[[ Provided material open ]]

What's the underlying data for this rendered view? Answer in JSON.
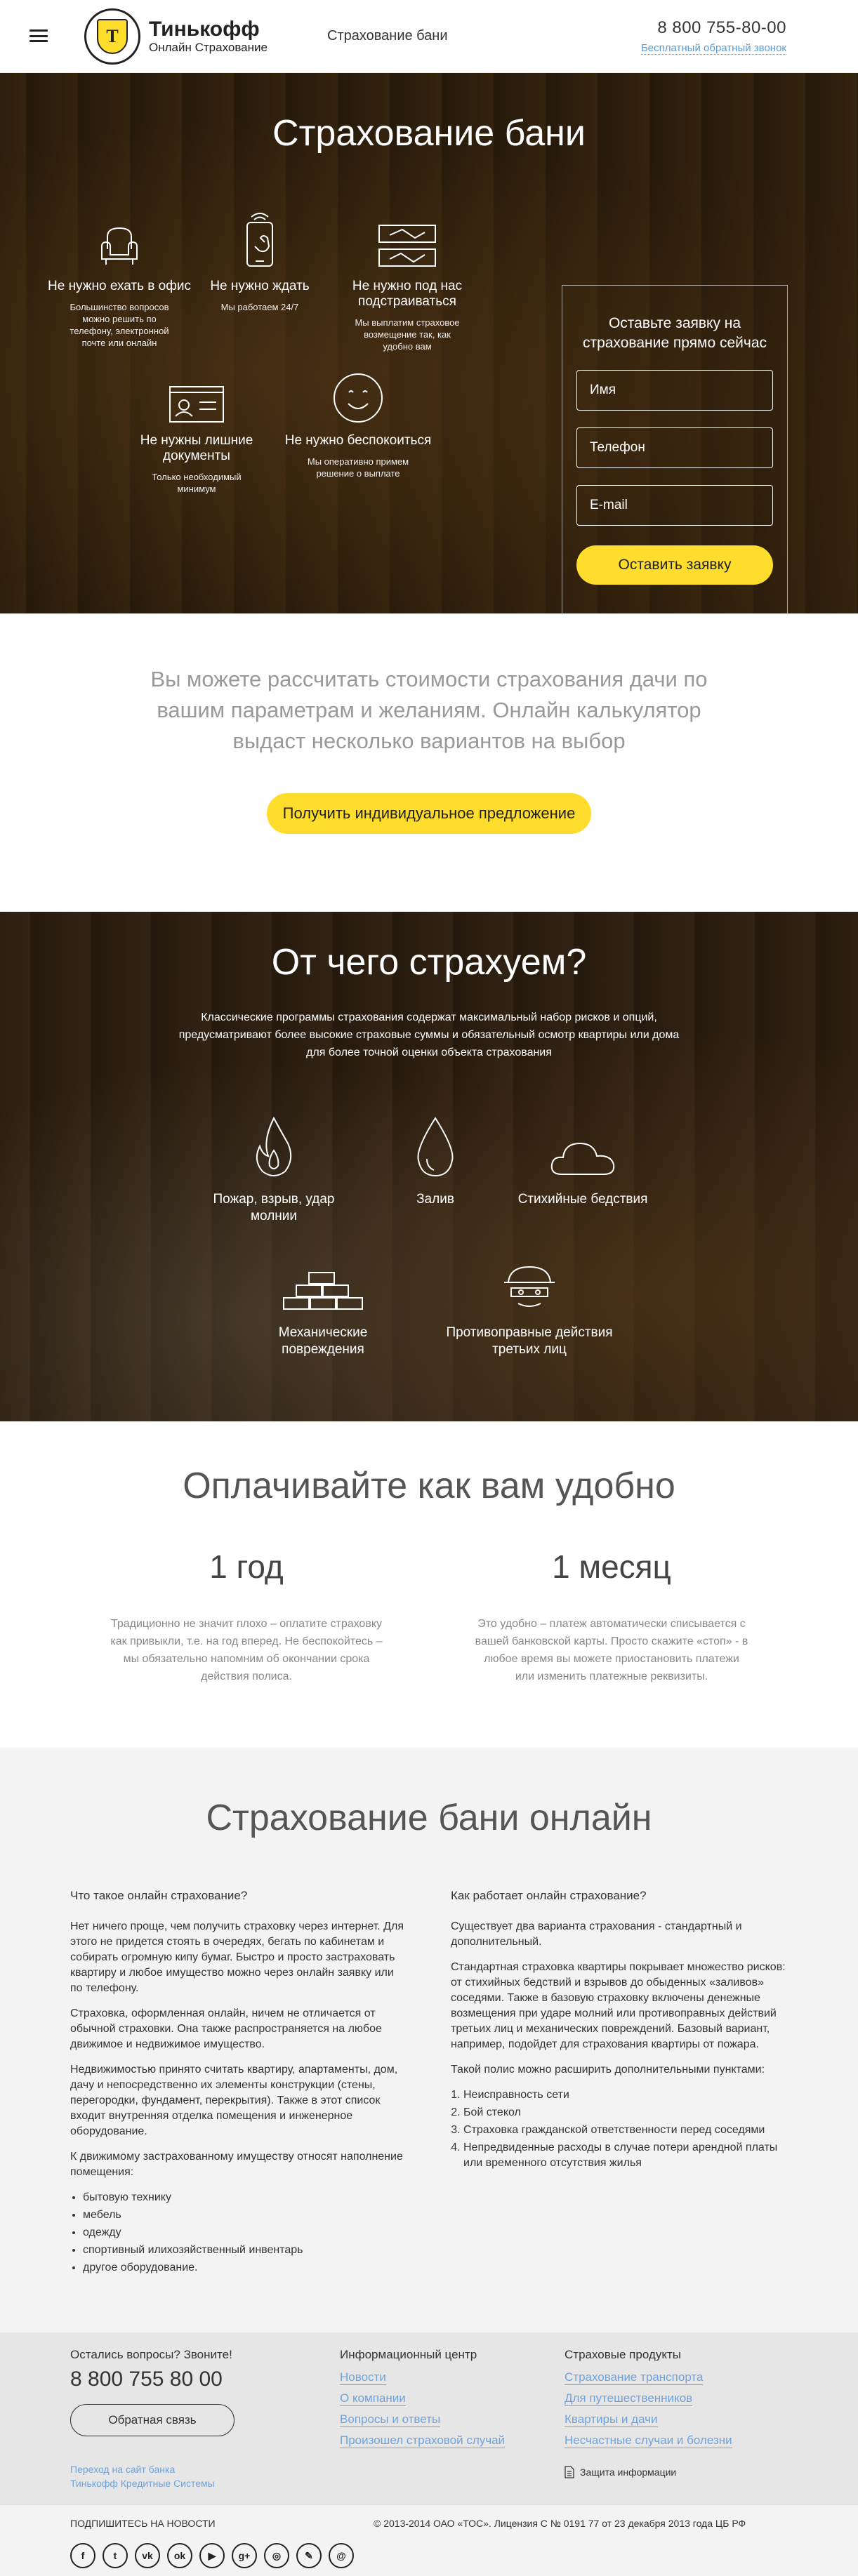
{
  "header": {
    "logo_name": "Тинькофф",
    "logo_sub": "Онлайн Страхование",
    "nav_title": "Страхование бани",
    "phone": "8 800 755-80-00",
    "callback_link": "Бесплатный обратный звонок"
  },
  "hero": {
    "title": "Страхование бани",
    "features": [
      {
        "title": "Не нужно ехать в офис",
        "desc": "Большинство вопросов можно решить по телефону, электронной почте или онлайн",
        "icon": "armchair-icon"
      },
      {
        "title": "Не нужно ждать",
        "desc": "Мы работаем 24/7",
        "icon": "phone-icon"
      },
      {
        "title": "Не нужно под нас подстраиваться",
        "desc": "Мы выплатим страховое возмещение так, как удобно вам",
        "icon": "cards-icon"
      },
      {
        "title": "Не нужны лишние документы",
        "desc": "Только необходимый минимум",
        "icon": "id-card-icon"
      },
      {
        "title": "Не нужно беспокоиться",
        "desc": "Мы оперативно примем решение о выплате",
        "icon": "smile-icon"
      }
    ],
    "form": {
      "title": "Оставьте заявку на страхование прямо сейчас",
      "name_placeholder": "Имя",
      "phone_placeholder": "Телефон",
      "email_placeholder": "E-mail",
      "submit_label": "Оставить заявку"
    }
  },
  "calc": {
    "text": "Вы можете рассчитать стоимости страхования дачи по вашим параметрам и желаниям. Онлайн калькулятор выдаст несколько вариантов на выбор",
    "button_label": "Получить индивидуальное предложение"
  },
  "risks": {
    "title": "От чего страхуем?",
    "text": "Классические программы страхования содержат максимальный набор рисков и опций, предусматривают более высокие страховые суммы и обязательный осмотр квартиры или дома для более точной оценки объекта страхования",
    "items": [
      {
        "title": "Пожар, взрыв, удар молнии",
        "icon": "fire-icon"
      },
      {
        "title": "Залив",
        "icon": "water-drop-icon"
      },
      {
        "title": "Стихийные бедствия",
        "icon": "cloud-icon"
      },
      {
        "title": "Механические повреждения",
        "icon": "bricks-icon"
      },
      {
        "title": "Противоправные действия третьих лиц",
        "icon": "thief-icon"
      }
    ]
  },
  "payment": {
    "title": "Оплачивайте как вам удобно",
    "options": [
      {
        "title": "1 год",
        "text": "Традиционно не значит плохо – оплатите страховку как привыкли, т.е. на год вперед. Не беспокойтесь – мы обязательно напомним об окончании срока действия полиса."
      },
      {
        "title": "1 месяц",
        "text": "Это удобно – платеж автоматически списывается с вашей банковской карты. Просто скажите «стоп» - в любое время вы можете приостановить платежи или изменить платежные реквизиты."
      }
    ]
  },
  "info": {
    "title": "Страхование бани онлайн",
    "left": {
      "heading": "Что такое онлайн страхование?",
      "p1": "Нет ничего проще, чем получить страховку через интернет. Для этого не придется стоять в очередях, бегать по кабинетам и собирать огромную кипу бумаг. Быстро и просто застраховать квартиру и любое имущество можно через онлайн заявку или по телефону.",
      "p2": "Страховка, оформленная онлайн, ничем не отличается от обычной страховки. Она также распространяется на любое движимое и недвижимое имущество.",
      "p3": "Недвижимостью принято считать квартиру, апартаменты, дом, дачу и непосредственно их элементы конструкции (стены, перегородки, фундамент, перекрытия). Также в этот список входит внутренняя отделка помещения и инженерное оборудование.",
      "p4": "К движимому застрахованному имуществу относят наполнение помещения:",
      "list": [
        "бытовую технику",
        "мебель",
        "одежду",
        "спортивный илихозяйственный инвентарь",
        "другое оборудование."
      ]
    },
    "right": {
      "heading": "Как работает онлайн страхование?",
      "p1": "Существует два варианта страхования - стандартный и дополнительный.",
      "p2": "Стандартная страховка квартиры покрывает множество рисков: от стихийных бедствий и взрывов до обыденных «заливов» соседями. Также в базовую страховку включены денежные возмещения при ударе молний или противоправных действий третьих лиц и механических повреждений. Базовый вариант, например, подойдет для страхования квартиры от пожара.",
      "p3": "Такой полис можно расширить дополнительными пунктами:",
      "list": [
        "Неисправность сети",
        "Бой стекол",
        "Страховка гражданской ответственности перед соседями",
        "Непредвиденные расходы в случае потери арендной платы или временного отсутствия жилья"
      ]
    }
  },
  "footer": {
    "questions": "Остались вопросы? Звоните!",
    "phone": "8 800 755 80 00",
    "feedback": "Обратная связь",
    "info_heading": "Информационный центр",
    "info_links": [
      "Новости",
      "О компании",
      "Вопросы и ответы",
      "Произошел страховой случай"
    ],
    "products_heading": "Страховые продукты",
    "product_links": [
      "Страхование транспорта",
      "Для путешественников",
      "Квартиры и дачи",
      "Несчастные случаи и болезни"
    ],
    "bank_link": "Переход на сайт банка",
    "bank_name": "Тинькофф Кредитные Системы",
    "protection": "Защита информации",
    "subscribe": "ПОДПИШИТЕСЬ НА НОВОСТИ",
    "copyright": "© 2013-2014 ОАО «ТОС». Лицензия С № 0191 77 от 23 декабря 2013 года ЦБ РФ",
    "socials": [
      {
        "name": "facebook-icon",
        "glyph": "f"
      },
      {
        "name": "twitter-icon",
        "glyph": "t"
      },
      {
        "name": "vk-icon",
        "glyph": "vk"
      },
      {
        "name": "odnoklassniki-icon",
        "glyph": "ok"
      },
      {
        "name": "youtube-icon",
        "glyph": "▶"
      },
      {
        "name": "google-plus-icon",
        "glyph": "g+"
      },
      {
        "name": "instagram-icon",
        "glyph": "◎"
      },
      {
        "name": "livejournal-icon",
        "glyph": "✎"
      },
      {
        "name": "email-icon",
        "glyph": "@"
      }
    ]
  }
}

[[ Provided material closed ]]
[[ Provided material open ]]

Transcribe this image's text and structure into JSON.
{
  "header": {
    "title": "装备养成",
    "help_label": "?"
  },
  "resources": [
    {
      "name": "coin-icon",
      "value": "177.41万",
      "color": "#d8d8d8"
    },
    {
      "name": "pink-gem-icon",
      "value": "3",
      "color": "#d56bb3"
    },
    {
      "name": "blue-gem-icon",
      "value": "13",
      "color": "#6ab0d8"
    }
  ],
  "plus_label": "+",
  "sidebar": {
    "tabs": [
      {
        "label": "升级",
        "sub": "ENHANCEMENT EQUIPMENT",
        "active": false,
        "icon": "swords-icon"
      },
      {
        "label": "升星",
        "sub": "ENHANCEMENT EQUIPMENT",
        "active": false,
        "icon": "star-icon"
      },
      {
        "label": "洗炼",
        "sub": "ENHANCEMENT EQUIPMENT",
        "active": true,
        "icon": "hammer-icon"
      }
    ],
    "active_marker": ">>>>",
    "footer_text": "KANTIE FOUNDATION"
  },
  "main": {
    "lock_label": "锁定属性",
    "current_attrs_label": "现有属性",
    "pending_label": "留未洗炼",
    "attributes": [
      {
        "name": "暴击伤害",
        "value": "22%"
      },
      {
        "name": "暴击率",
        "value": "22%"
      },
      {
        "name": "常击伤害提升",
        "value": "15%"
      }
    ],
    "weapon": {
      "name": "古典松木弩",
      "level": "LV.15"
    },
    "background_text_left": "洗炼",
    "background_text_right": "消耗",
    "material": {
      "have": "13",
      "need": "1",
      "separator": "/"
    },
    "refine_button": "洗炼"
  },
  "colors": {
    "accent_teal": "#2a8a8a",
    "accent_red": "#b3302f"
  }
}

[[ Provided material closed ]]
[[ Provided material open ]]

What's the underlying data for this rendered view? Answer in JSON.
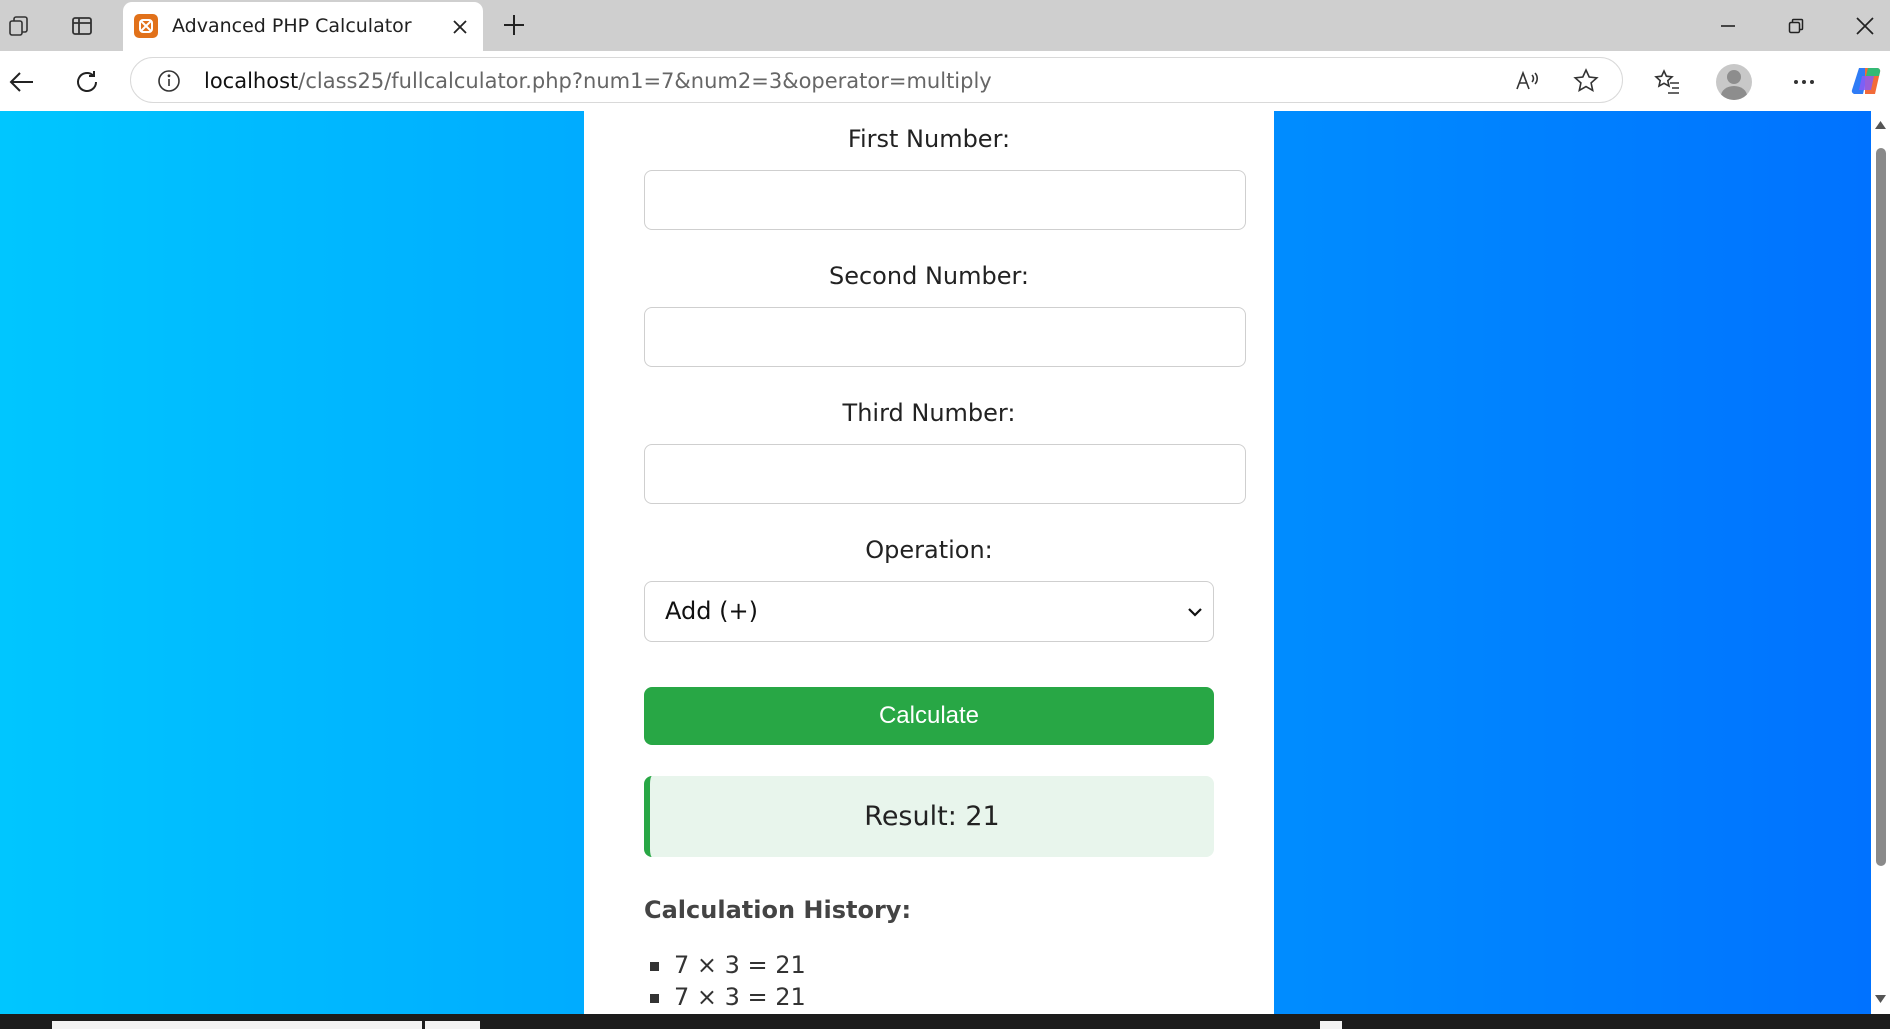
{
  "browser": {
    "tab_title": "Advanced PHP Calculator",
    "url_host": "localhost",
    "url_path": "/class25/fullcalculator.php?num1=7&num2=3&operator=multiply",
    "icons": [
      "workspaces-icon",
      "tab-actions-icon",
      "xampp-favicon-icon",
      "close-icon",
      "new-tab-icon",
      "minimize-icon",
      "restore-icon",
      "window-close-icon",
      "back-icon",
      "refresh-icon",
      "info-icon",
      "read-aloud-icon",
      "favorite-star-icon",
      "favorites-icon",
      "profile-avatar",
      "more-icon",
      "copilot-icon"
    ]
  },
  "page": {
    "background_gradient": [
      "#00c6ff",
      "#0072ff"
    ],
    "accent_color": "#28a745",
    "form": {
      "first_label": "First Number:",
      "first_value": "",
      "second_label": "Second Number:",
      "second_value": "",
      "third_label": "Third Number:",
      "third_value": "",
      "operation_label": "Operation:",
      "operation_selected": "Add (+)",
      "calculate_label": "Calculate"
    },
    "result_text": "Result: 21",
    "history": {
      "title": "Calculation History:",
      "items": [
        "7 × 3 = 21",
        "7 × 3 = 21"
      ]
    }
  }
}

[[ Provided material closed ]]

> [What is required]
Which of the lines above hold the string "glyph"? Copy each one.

> [Solution below]
        "glyph": "f"
        "glyph": "t"
        "glyph": "vk"
        "glyph": "ok"
        "glyph": "▶"
        "glyph": "g+"
        "glyph": "◎"
        "glyph": "✎"
        "glyph": "@"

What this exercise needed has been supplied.